- [What you are asked to do] Count how many lines below include the word "JSON". Answer with a number only.

- [Information supplied]
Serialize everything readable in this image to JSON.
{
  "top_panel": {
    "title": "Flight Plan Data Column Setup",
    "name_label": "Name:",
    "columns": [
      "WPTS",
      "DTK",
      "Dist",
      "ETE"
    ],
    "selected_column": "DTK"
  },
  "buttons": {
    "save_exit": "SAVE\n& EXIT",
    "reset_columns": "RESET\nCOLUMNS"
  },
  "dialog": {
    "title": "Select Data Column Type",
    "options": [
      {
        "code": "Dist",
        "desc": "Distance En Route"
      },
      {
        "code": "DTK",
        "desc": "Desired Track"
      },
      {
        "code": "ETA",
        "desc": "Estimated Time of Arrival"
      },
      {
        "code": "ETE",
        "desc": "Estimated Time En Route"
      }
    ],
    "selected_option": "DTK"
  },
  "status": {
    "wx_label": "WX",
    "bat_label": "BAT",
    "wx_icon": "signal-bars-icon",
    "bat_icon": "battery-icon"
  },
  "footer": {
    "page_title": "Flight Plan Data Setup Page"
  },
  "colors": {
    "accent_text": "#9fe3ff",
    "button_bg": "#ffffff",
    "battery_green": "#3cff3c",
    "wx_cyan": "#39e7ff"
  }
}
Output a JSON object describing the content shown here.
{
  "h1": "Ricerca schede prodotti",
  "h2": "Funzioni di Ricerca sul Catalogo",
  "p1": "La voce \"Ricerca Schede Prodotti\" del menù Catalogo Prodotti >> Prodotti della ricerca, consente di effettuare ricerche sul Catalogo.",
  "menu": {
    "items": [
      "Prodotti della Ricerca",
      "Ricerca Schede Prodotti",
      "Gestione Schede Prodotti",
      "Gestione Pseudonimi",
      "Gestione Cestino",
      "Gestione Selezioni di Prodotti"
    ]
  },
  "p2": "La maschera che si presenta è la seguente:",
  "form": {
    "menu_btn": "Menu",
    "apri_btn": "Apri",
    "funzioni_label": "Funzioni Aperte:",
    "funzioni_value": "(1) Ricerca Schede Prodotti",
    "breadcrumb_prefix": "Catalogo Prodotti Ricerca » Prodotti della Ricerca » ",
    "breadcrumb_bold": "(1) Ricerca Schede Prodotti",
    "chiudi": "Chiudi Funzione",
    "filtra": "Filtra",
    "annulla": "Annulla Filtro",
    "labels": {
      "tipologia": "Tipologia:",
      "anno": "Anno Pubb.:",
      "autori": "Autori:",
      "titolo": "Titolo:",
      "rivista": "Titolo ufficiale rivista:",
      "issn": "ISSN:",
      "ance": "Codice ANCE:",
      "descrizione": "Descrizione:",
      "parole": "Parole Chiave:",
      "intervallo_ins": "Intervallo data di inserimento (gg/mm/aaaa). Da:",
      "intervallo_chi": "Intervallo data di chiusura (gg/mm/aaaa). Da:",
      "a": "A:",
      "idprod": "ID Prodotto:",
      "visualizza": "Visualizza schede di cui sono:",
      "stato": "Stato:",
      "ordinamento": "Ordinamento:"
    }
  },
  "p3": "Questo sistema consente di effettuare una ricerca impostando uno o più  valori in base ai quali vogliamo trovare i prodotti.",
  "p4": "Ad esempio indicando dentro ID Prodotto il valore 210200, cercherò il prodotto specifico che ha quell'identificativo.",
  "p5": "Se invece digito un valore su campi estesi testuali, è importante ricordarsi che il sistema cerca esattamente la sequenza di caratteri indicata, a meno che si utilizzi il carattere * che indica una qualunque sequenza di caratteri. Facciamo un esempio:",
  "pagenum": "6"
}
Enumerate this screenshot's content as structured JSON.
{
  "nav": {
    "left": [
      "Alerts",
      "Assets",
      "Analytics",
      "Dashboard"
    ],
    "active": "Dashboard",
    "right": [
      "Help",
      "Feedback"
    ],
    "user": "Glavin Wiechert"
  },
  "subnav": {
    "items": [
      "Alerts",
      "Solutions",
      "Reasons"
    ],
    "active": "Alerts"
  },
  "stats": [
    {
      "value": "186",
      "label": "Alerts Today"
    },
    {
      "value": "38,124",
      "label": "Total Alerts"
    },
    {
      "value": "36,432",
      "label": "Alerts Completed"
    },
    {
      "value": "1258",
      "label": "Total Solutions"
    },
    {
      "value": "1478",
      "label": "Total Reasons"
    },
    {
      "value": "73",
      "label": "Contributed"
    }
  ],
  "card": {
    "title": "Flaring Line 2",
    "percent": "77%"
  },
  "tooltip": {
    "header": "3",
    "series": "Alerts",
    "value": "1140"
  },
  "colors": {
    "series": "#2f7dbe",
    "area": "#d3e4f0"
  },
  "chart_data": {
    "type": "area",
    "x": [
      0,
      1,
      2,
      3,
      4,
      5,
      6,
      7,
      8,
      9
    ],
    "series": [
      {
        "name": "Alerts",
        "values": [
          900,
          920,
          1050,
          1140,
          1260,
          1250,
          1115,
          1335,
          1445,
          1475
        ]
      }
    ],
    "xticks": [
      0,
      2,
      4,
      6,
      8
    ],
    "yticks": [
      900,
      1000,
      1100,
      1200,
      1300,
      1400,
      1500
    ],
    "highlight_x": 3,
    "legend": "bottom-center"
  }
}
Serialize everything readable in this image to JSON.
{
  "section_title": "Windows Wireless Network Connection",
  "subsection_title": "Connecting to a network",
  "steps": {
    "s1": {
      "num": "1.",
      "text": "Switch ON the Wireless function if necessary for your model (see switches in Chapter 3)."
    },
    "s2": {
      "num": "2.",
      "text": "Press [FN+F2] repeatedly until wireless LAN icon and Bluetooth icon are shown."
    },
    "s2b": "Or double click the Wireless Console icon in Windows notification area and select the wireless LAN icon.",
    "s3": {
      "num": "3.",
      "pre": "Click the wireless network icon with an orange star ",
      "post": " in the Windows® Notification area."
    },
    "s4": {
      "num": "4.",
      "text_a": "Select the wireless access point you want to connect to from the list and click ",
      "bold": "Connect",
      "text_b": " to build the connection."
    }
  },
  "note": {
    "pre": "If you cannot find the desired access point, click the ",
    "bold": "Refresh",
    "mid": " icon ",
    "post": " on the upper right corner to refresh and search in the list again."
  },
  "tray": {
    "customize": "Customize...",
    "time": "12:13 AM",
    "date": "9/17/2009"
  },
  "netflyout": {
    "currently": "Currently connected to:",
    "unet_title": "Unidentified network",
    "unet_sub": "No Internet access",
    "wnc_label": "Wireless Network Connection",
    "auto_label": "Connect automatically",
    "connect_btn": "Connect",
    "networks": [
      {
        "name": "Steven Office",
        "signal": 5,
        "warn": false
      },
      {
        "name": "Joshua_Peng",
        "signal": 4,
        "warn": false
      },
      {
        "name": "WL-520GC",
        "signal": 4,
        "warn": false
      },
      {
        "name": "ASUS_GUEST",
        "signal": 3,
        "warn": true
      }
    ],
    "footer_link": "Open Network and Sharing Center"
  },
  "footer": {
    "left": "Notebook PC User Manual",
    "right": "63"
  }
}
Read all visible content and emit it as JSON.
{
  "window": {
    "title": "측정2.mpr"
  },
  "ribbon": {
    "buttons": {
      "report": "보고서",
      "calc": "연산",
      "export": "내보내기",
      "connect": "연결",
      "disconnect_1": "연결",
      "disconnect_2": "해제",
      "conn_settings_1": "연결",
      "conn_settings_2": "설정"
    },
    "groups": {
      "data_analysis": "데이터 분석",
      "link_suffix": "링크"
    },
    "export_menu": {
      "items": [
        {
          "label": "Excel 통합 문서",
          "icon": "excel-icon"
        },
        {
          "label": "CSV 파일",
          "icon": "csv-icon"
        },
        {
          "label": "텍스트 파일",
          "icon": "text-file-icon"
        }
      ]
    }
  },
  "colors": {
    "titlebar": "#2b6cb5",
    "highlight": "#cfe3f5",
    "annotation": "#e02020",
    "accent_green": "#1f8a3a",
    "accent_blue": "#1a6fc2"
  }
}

- [The completed task] 5